____ Entries shown
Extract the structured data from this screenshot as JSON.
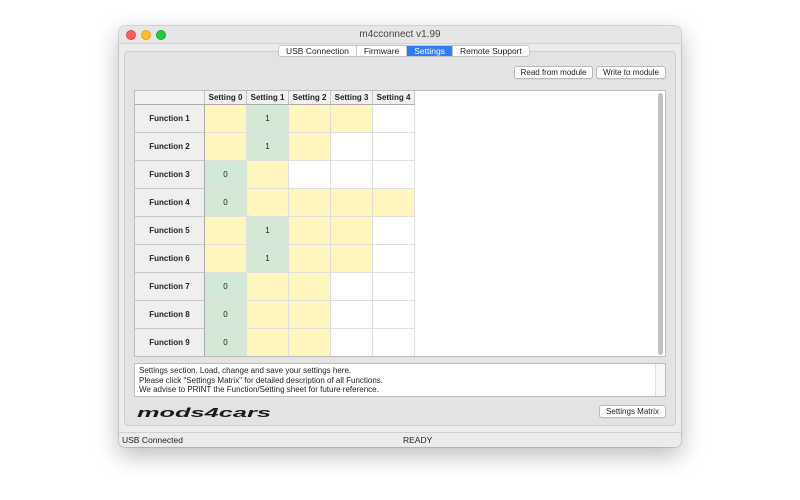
{
  "window": {
    "title": "m4cconnect v1.99"
  },
  "tabs": [
    {
      "label": "USB Connection",
      "active": false
    },
    {
      "label": "Firmware",
      "active": false
    },
    {
      "label": "Settings",
      "active": true
    },
    {
      "label": "Remote Support",
      "active": false
    }
  ],
  "toolbar": {
    "read_label": "Read from module",
    "write_label": "Write to module"
  },
  "matrix": {
    "columns": [
      "Setting 0",
      "Setting 1",
      "Setting 2",
      "Setting 3",
      "Setting 4"
    ],
    "rows": [
      {
        "label": "Function 1",
        "cells": [
          {
            "c": "y",
            "v": ""
          },
          {
            "c": "g",
            "v": "1"
          },
          {
            "c": "y",
            "v": ""
          },
          {
            "c": "y",
            "v": ""
          },
          {
            "c": "w",
            "v": ""
          }
        ]
      },
      {
        "label": "Function 2",
        "cells": [
          {
            "c": "y",
            "v": ""
          },
          {
            "c": "g",
            "v": "1"
          },
          {
            "c": "y",
            "v": ""
          },
          {
            "c": "w",
            "v": ""
          },
          {
            "c": "w",
            "v": ""
          }
        ]
      },
      {
        "label": "Function 3",
        "cells": [
          {
            "c": "g",
            "v": "0"
          },
          {
            "c": "y",
            "v": ""
          },
          {
            "c": "w",
            "v": ""
          },
          {
            "c": "w",
            "v": ""
          },
          {
            "c": "w",
            "v": ""
          }
        ]
      },
      {
        "label": "Function 4",
        "cells": [
          {
            "c": "g",
            "v": "0"
          },
          {
            "c": "y",
            "v": ""
          },
          {
            "c": "y",
            "v": ""
          },
          {
            "c": "y",
            "v": ""
          },
          {
            "c": "y",
            "v": ""
          }
        ]
      },
      {
        "label": "Function 5",
        "cells": [
          {
            "c": "y",
            "v": ""
          },
          {
            "c": "g",
            "v": "1"
          },
          {
            "c": "y",
            "v": ""
          },
          {
            "c": "y",
            "v": ""
          },
          {
            "c": "w",
            "v": ""
          }
        ]
      },
      {
        "label": "Function 6",
        "cells": [
          {
            "c": "y",
            "v": ""
          },
          {
            "c": "g",
            "v": "1"
          },
          {
            "c": "y",
            "v": ""
          },
          {
            "c": "y",
            "v": ""
          },
          {
            "c": "w",
            "v": ""
          }
        ]
      },
      {
        "label": "Function 7",
        "cells": [
          {
            "c": "g",
            "v": "0"
          },
          {
            "c": "y",
            "v": ""
          },
          {
            "c": "y",
            "v": ""
          },
          {
            "c": "w",
            "v": ""
          },
          {
            "c": "w",
            "v": ""
          }
        ]
      },
      {
        "label": "Function 8",
        "cells": [
          {
            "c": "g",
            "v": "0"
          },
          {
            "c": "y",
            "v": ""
          },
          {
            "c": "y",
            "v": ""
          },
          {
            "c": "w",
            "v": ""
          },
          {
            "c": "w",
            "v": ""
          }
        ]
      },
      {
        "label": "Function 9",
        "cells": [
          {
            "c": "g",
            "v": "0"
          },
          {
            "c": "y",
            "v": ""
          },
          {
            "c": "y",
            "v": ""
          },
          {
            "c": "w",
            "v": ""
          },
          {
            "c": "w",
            "v": ""
          }
        ]
      }
    ]
  },
  "description": {
    "line1": "Settings section. Load, change and save your settings here.",
    "line2": "Please click \"Settings Matrix\" for detailed description of all Functions.",
    "line3": "We advise to PRINT the Function/Setting sheet for future reference."
  },
  "logo": {
    "text": "mods4cars"
  },
  "footer": {
    "matrix_label": "Settings Matrix"
  },
  "statusbar": {
    "connection": "USB Connected",
    "state": "READY"
  },
  "colors": {
    "accent": "#2f7cf6",
    "cell_selected": "#d4e8d6",
    "cell_available": "#fff6bd",
    "cell_unavailable": "#ffffff"
  }
}
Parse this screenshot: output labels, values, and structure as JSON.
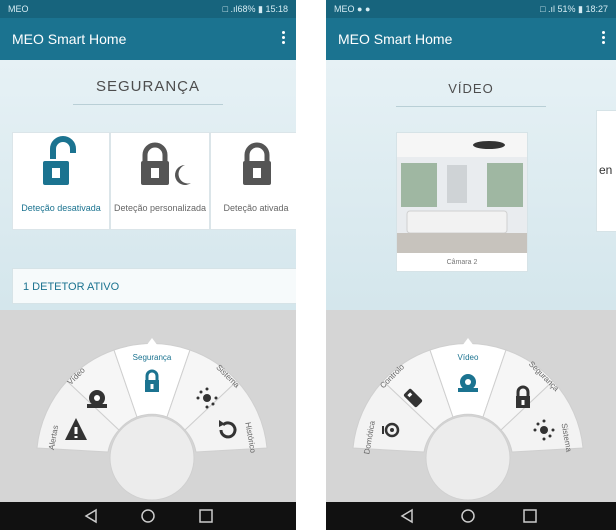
{
  "screen1": {
    "status": {
      "left": "MEO",
      "right": "□ .ıl68% ▮ 15:18"
    },
    "appbar": {
      "title": "MEO Smart Home"
    },
    "section_title": "SEGURANÇA",
    "cards": [
      {
        "label": "Deteção desativada",
        "icon": "lock-open-icon",
        "active": true
      },
      {
        "label": "Deteção personalizada",
        "icon": "lock-moon-icon",
        "active": false
      },
      {
        "label": "Deteção ativada",
        "icon": "lock-closed-icon",
        "active": false
      }
    ],
    "detector": "1 DETETOR ATIVO",
    "wheel": [
      {
        "label": "Alertas",
        "icon": "alert-icon"
      },
      {
        "label": "Vídeo",
        "icon": "camera-icon"
      },
      {
        "label": "Segurança",
        "icon": "lock-icon",
        "selected": true
      },
      {
        "label": "Sistema",
        "icon": "sun-icon"
      },
      {
        "label": "Histórico",
        "icon": "history-icon"
      }
    ]
  },
  "screen2": {
    "status": {
      "left": "MEO ● ●",
      "right": "□ .ıl 51% ▮ 18:27"
    },
    "appbar": {
      "title": "MEO Smart Home"
    },
    "section_title": "VÍDEO",
    "camera_label": "Câmara 2",
    "peek_text": "en",
    "wheel": [
      {
        "label": "Domótica",
        "icon": "device-icon"
      },
      {
        "label": "Controlo",
        "icon": "remote-icon"
      },
      {
        "label": "Vídeo",
        "icon": "camera-icon",
        "selected": true
      },
      {
        "label": "Segurança",
        "icon": "lock-icon"
      },
      {
        "label": "Sistema",
        "icon": "sun-icon"
      }
    ]
  },
  "colors": {
    "accent": "#1b7390",
    "statusbar": "#17647d",
    "dock": "#d5d5d5"
  }
}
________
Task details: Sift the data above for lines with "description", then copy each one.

Worked solution:
  "description": {
    "line2": "Please click \"Settings Matrix\" for detailed description of all Functions.",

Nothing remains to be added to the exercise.